I don't remember where I first heard about them, but up there with fiddlehead ferns, ramps seem to be one of those vegetables that only food snobs and redneck locavores seem to know about. Personally, I'd never seen one (a ramp, not a redneck locavore - I'd seen plenty of those at farmers' markets when we lived in Kentucky).
But yesterday a guy at the farmers' market at Crocker Park had them for sale. I think I paid $4 for a bunch of them (scandalous for something he probably ripped out of the woods behind his house the night before*), then I scurried home and did some research to figure out what the heck I was going to do with these things.
The consensus seemed to be that I should fry them in bacon grease along with some combination of potatoes, eggs, and cheese, which is what I ended up doing. While I was getting every pan in the house dirty and creating a cloud of rampy bacon grease in the bedroom (we have weird ventilation in our house), Jason browsed through the recipe I had left open on the laptop, commenting that it was nice that they didn't specify if the "streaked meat" was supposed to be bacon, beef, or that pesky McCoy kid from the next holler over. Ha, ha - your SW Virginia relatives will really appreciate that joke, dear.
Anyhow, the fried potatoes with ramps and cheese were a moderate success. I'm not a big fan of fried sliced potatoes, and the flavor of the ramps wasn't really noticeable - until an hour later, when it made regular recurrences in my throat for the rest of the morning. Urp.
I still had a mess of them left over, so I cooked what had to be the biggest travesty of expensive organic ingredients ever - tacos made with ramps and the first organic ground beef I've ever bought. I know, I know - such a waste to use the ingredients where I couldn't actually taste them, sort of like using $4/half gallon organic milk to make instant pudding or something. But the tacos were good, and I could honestly tell Jason that they came from happy cows - or at least from cows that had been happy right up until they were slaughtered. And the ramps and ground beef were both from Ohio, something I definitely couldn't have said if I'd bought onions and a pack of ground beef at the grocery store instead of the farmers' market.

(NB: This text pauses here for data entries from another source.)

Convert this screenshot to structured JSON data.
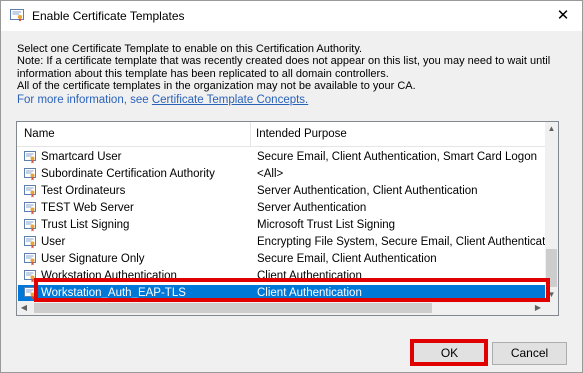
{
  "window": {
    "title": "Enable Certificate Templates",
    "close_glyph": "✕"
  },
  "description": {
    "line1": "Select one Certificate Template to enable on this Certification Authority.",
    "line2": "Note: If a certificate template that was recently created does not appear on this list, you may need to wait until",
    "line3": "information about this template has been replicated to all domain controllers.",
    "line4": "All of the certificate templates in the organization may not be available to your CA.",
    "link_prefix": "For more information, see ",
    "link_text": "Certificate Template Concepts."
  },
  "list": {
    "columns": [
      "Name",
      "Intended Purpose"
    ],
    "rows": [
      {
        "name": "Smartcard User",
        "purpose": "Secure Email, Client Authentication, Smart Card Logon",
        "selected": false
      },
      {
        "name": "Subordinate Certification Authority",
        "purpose": "<All>",
        "selected": false
      },
      {
        "name": "Test Ordinateurs",
        "purpose": "Server Authentication, Client Authentication",
        "selected": false
      },
      {
        "name": "TEST Web Server",
        "purpose": "Server Authentication",
        "selected": false
      },
      {
        "name": "Trust List Signing",
        "purpose": "Microsoft Trust List Signing",
        "selected": false
      },
      {
        "name": "User",
        "purpose": "Encrypting File System, Secure Email, Client Authentication",
        "selected": false
      },
      {
        "name": "User Signature Only",
        "purpose": "Secure Email, Client Authentication",
        "selected": false
      },
      {
        "name": "Workstation Authentication",
        "purpose": "Client Authentication",
        "selected": false
      },
      {
        "name": "Workstation_Auth_EAP-TLS",
        "purpose": "Client Authentication",
        "selected": true
      }
    ]
  },
  "buttons": {
    "ok": "OK",
    "cancel": "Cancel"
  },
  "colors": {
    "selection": "#0078d7",
    "highlight": "#e00000",
    "link": "#2a62b9"
  },
  "icons": {
    "title": "certificate-icon",
    "row": "certificate-template-icon"
  }
}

* Now that I know what they look like, I'm fairly certain that we actually have one or two of these things growing in our front yard. Mixed in with the crocus are a few plants that I always thought were tulips that were too old to bloom anymore - we get the foliage and nothing else. Well, the foliage on ramps is virtually identical to that of tulips - so maybe next year I'll pull one up and fry it up in some rendered Shirtless Redneck Neighbor, just for fun.